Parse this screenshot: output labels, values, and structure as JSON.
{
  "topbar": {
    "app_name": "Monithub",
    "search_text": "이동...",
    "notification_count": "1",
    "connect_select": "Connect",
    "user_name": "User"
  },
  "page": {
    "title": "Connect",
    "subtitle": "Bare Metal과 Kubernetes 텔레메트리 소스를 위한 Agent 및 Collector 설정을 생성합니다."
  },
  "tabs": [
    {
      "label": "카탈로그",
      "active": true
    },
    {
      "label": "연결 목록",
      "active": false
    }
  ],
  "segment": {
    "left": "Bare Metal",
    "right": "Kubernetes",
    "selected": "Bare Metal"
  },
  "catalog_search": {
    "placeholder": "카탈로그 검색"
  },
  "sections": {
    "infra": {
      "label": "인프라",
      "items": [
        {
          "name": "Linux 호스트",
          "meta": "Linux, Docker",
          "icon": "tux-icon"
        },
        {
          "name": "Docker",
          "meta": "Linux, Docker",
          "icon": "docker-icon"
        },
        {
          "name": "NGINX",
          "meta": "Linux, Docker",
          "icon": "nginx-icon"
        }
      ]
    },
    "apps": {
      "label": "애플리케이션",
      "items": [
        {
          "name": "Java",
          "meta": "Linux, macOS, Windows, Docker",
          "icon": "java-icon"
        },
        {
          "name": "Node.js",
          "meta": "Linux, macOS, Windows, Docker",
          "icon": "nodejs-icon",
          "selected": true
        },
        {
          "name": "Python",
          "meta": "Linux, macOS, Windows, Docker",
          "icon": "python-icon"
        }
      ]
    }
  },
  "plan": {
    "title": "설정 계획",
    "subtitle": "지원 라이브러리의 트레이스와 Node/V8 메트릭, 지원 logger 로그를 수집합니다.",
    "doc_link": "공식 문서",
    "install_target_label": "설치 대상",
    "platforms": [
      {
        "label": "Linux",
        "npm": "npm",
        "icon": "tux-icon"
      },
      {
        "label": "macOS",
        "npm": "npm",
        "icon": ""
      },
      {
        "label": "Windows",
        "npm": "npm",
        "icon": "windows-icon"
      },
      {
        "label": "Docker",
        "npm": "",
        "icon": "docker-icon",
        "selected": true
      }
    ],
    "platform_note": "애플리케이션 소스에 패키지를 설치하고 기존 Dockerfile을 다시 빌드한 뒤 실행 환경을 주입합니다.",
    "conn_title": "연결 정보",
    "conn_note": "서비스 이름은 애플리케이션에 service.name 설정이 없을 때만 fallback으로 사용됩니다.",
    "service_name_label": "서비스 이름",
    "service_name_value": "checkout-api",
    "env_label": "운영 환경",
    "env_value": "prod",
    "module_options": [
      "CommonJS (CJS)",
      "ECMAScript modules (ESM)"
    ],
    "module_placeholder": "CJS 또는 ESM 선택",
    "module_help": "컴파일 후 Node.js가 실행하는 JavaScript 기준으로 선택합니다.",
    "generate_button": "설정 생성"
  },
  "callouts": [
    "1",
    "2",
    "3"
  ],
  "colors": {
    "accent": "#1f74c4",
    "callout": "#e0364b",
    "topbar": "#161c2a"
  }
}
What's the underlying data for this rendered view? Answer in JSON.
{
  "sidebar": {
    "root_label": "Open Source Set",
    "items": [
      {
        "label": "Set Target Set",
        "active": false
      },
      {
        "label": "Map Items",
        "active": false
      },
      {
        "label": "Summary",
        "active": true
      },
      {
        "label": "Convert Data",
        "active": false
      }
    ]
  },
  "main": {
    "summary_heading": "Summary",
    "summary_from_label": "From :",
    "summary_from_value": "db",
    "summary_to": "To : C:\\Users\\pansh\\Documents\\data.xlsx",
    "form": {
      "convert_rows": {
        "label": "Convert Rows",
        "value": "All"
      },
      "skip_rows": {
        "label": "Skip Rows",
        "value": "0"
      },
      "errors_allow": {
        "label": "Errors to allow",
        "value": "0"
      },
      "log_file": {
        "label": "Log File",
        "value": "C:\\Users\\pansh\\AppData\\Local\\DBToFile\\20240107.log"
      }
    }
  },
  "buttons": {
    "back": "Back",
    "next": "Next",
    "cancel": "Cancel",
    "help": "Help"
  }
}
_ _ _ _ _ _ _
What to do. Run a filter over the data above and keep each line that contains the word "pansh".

Answer.
    "summary_to": "To : C:\\Users\\pansh\\Documents\\data.xlsx",
        "value": "C:\\Users\\pansh\\AppData\\Local\\DBToFile\\20240107.log"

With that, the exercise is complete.